It was 15 years ago that I first heard an expression that struck me as almost uncommonly rude. Little did I know how commonly rude it would become.
I was sitting in a conference room in a northern suburb of Chicago, called in as a consultant to help plan a company conference that management hoped would be a game changer. My role at the planning meeting was to listen closely, take notes, and gather information for what would be several speeches at the meeting.
About 10 people were helping plan the conference, and clustered around a table. They were talking about each day’s agenda, outside speakers, and the reasons why this conference was so important. After the executive with the highest title talked about what his hopes for the meeting were, one manager expressed her own hopes, beginning her words with “And the other thing is.”
That expression did two things. First, it dampened any other opinions. She was implying there were only two things here – the boss’s thoughts and her own. Second, it told me that she hadn’t really been listening, only looking for the opportunity to express her own opinion.

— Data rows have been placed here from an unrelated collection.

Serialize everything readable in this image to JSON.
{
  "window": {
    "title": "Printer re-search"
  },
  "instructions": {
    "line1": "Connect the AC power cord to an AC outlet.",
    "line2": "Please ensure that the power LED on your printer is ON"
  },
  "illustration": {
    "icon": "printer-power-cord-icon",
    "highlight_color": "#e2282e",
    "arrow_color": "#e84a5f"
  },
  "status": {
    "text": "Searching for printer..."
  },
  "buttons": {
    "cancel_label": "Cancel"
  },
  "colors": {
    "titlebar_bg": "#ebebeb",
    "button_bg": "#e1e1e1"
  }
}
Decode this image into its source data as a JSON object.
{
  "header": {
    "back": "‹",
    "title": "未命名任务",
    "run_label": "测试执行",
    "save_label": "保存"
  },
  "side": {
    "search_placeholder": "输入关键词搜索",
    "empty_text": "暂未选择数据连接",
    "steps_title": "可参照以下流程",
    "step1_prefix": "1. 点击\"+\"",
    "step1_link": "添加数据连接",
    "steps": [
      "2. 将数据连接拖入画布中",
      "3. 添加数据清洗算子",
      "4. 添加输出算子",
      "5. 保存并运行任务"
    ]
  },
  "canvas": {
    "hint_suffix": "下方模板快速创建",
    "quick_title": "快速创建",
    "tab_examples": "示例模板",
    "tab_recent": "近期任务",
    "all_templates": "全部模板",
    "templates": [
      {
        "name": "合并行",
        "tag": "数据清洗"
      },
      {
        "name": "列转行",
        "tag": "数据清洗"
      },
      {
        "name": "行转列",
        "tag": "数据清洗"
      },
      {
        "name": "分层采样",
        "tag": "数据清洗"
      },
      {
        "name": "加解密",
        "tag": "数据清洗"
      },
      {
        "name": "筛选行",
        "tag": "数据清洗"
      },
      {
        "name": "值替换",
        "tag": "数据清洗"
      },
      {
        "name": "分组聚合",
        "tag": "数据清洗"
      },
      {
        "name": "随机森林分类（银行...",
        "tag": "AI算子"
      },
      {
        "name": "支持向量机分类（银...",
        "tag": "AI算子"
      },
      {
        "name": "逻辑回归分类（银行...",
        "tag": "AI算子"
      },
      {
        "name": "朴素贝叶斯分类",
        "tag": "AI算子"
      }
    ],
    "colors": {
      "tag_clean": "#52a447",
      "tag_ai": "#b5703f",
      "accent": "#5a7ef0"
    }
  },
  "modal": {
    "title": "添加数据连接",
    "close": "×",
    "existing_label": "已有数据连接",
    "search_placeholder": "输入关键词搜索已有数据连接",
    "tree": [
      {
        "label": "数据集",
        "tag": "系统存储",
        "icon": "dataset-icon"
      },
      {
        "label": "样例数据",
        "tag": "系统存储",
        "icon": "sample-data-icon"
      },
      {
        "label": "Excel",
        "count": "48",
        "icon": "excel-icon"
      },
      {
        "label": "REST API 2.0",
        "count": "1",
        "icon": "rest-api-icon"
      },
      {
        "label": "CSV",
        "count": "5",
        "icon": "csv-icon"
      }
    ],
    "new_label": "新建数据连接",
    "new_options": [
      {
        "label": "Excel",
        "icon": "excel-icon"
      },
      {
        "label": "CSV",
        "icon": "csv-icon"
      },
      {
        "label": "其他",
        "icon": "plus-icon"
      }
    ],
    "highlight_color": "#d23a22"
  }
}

It’s unfortunate that it became a common expression used in general conversation.
British poet Denise Riley examines the idea of communication in her latest collection of 45 poems, Say Something Back.
To continue reading, please see my post today at Tweetspeak Poetry.